"In the face of such murder and threat of instability, our policy cannot stay static as the weeks go by," Hague told reporters, standing beside Kerry. "We must significantly increase support for the Syrian opposition. We are preparing to do just that."
The officials in Washington and European capitals said the British are pushing proposals to provide military training, body armor and other technical support to members of the Free Syrian Army who have been determined not to have links to extremists. The officials said, however, that the U.S. was not yet ready to consider such action although Washington would not object if the Europeans moved ahead with the plans.
The Obama administration has been deeply concerned about military equipment falling into the hands of radical Islamists who have become a significant factor in the Syrian conflict and could then use that materiel for terrorist attacks or strikes on Israel.
The Italian government, which is hosting Thursday's conference, said on Monday that the Europeans would use the meeting "to urge the United States' greater flexibility on measures in favor of the opposition to the Assad regime."
"They will be asking, in particular, that 'non-lethal' aid be extended to include technical assistance and training so as to consolidate the coalition's efforts in the light of what emerged at the latest meeting of the EU Foreign Affairs Council," the foreign ministry said in a statement. In a recent meeting, European Union foreign ministers agreed that support to the rebels needed to be boosted.
Officials in Washington said the United States was leaning toward providing tens of millions of dollars more in non-lethal assistance to the opposition, including vetted members of the Free Syrian Army who had not been receiving direct U.S. assistance. So far, assistance has been limited to funding for communications and other logistical equipment, a formalized liaison office and an invitation to al-Khatib to visit the United States in the coming weeks.
The officials stressed, however, that the administration did not envision American military training for the rebels nor U.S. provision of combat items such as body armor that the British are advocating.
The officials said the U.S. is also looking at stepping up its civilian technical assistance devoted to rule of law, civil society and good governance, in order to prepare an eventual transition government to run the country once Assad leaves.
In Europe, meanwhile, Kerry on Tuesday visited Berlin where he met his Russian counterpart, Sergei Lavrov, for the first time in his new post, spending more than an hour discussing the Syria conflict. Russia has been a strong supporter of Assad and has, along with China, repeatedly blocked efforts at the United Nations to impose global sanctions against the regime unless it stops the violence that has killed nearly 70,000 people.
State Department spokeswoman Victoria Nuland said the two met for an hour and 45 minutes, spending more than half that time on Syria in what she called a "really serious and hardworking session."
Kerry and Lavrov discussed how they could implement the so-called Geneva Agreement, which is designed to get the Syrian government and rebels to plan a transitional government for the time after Assad leaves office, Nuland said.

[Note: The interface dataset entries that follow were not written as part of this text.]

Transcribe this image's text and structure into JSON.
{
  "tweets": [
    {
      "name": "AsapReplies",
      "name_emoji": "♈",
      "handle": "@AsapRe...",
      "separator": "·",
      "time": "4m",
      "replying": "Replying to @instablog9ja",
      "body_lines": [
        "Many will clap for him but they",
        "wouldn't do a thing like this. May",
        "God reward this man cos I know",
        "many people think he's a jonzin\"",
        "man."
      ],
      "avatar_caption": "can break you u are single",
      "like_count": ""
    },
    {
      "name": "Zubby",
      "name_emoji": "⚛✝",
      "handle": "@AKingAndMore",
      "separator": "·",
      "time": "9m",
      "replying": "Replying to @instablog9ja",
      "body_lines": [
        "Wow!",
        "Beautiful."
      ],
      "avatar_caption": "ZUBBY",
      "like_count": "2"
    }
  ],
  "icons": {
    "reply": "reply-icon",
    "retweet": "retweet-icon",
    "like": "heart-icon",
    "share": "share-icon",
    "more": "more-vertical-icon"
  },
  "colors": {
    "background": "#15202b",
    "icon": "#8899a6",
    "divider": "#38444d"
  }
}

Lavrov told Russian news agencies that his talks with Kerry were "quite constructive." On Syria, he said the two reaffirmed their "intention to do all Russia and the U.S. can do. It's not that everything depends on us, but we shall do all we can to create conditions for the soonest start of a dialogue between the government and the opposition."
Syria's foreign minister was in Moscow on Monday and while there expressed a willingness to meet with opposition leaders.
The Syrian National Coalition is skeptical about outside help from the West and threatened to boycott the Rome meeting until a series of phone calls and meetings between Kerry and his ambassadors and Syrian opposition leaders repaired the schism. The council now says it will attend the meeting, but is hoping for more concrete offers of help, including military assistance.